    if (lenW > 0)
    {
        result = ::SysAllocStringLen(0, lenW);
        ::MultiByteToWideChar(CP_ACP, 0, input, lenA, result, lenW);
    } 
    return result;
}

That's the hardest one out of the way, and now it's easy to add other wrappers to convert to BSTR from LPWSTR, std::string, std::wrstring etc.

share|improve this answer
    
Hey, you didn't get downvoted. You might want to mention that this is undefined behavior in C++ as well. –  Hans Passant Mar 14 '11 at 13:00
    
@Hans Thanks. I've updated. Not only did I not get downvoted, one of the other answers got up-voted! –  David Heffernan Mar 14 '11 at 13:13
    
@Hans Out of interest, since you know a lot more about this than I do, how would you return a string from native to managed? Is the BSTR approach sensible in your opinion, or is there something better? –  David Heffernan Mar 14 '11 at 15:06
    
You don't usually have a choice since you normally have to interop with existing code. But the sensible C way (C++ does not apply) is to pass a buffer as an argument to the function. And the buffer length of course. There's never a memory management problem that way. And it is efficient in C since you simply pass a local variable. The buffer overflow risk is not so nice. BSTR is not wrong in .NET interop but a bit of a hassle with char*. –  Hans Passant Mar 14 '11 at 15:18
    
@Hans Thanks. This is no doubt not the normal case because the code presented could never work, even pure native. The point about BSTR and C++ is that char* is ANSI and BSTR is wide char? –  David Heffernan Mar 14 '11 at 15:22

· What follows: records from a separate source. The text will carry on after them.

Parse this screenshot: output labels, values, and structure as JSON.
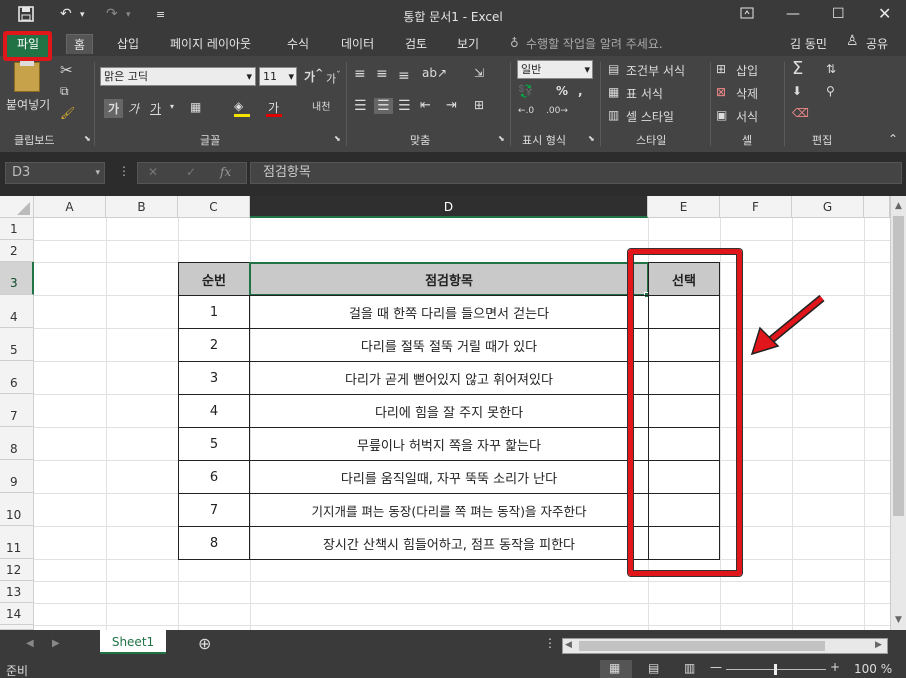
{
  "titlebar": {
    "title": "통합 문서1 - Excel",
    "icons": [
      "save-icon",
      "undo-icon",
      "redo-icon",
      "customize-icon",
      "ribbon-display-icon",
      "minimize-icon",
      "maximize-icon",
      "close-icon"
    ]
  },
  "tabs": [
    {
      "label": "파일"
    },
    {
      "label": "홈"
    },
    {
      "label": "삽입"
    },
    {
      "label": "페이지 레이아웃"
    },
    {
      "label": "수식"
    },
    {
      "label": "데이터"
    },
    {
      "label": "검토"
    },
    {
      "label": "보기"
    }
  ],
  "tellme": "수행할 작업을 알려 주세요.",
  "user": "김 동민",
  "share": "공유",
  "ribbon": {
    "paste": "붙여넣기",
    "font_name": "맑은 고딕",
    "font_size": "11",
    "number_format": "일반",
    "conditional": "조건부 서식",
    "table_format": "표 서식",
    "cell_style": "셀 스타일",
    "insert": "삽입",
    "delete": "삭제",
    "format": "서식",
    "groups": {
      "clipboard": "클립보드",
      "font": "글꼴",
      "align": "맞춤",
      "number": "표시 형식",
      "styles": "스타일",
      "cells": "셀",
      "edit": "편집"
    }
  },
  "formula_bar": {
    "name_box": "D3",
    "content": "점검항목",
    "fx": "fx"
  },
  "columns": [
    "A",
    "B",
    "C",
    "D",
    "E",
    "F",
    "G"
  ],
  "rows": [
    "1",
    "2",
    "3",
    "4",
    "5",
    "6",
    "7",
    "8",
    "9",
    "10",
    "11",
    "12",
    "13",
    "14"
  ],
  "table": {
    "headers": [
      "순번",
      "점검항목",
      "선택"
    ],
    "rows": [
      {
        "no": "1",
        "item": "걸을 때 한쪽 다리를 들으면서 걷는다"
      },
      {
        "no": "2",
        "item": "다리를 절뚝 절뚝 거릴 때가 있다"
      },
      {
        "no": "3",
        "item": "다리가 곧게 뻗어있지 않고 휘어져있다"
      },
      {
        "no": "4",
        "item": "다리에 힘을 잘 주지 못한다"
      },
      {
        "no": "5",
        "item": "무릎이나 허벅지 쪽을 자꾸 핥는다"
      },
      {
        "no": "6",
        "item": "다리를 움직일때, 자꾸 뚝뚝 소리가 난다"
      },
      {
        "no": "7",
        "item": "기지개를 펴는 동장(다리를 쪽 펴는 동작)을 자주한다"
      },
      {
        "no": "8",
        "item": "장시간 산책시 힘들어하고, 점프 동작을 피한다"
      }
    ]
  },
  "sheet_tab": "Sheet1",
  "status": {
    "ready": "준비",
    "zoom": "100 %"
  },
  "colors": {
    "accent_green": "#217346",
    "highlight_red": "#e0161b",
    "header_fill": "#c9c9c9"
  }
}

It is because

std::string stri= "Some Text Here";

is a stack object and it is getting destroyed after GetSomeText() call. After the call pchr pointer which you are returning is invalid.

You may need to allocate space for the text dynamically to be able to access it latter.
Change your C++ function definition to:

char* GetSomeText()    
{
   std::string stri = "Some Text Here";
   return strcpy(new char[stri.size()], stri.c_str());
}

Something like above. You got the idea...

share|improve this answer
    
That would be OK if we weren't crossing the native/managed boundary and if the same allocator/deallocator was used on both side. But this is not the case here. –  David Heffernan Mar 14 '11 at 12:28
1  
@David thanks for -1. Returning result of c_str() of local std::string is not valid thing to do. cplusplus.com/reference/string/string/c_str –  Hovhannes Grigoryan Mar 14 '11 at 12:34
    
No, but your way doesn't work either. It would be fine within a single C++ module, but can't work with .net interop. –  David Heffernan Mar 14 '11 at 12:36
    
I'm not .net expert. But it should work, you will definitely have memory management issues, and it is not a "nice" solution, but I expect you will get the text in C# code! Hopefully @Jame will confirm it soon. –  Hovhannes Grigoryan Mar 14 '11 at 12:51
3  
It doesn't work, it is an undiagnosable memory leak in XP, a crash in Vista and up. Hopefully the OP doesn't use XP or he'll confirm it "works". The pinvoke marshaller cannot release the string, it doesn't use the same CRT. It will try anyway with CoTaskMemFree(). –  Hans Passant Mar 14 '11 at 12:59

GetSomeText() is returning pointer of char is wont work if u declare string variable to store it.

try

[DllImport("MyDll.dll")]
private static extern string GetSomeText();
public static string GetAllValidProjects()
{
    string s = new string(GetSomeText());
    return s;
}

there's a constructor that takes char*

share|improve this answer
    
The pinvoke marshaller cannot deal with C++ objects. –  Hans Passant Mar 14 '11 at 13:01
    
Leaks memory (and doesn't work). –  mheyman Sep 10 '12 at 20:10

Your Answer

 
discard

By posting your answer, you agree to the privacy policy and terms of service.

Not the answer you're looking for? Browse other questions tagged or ask your own question.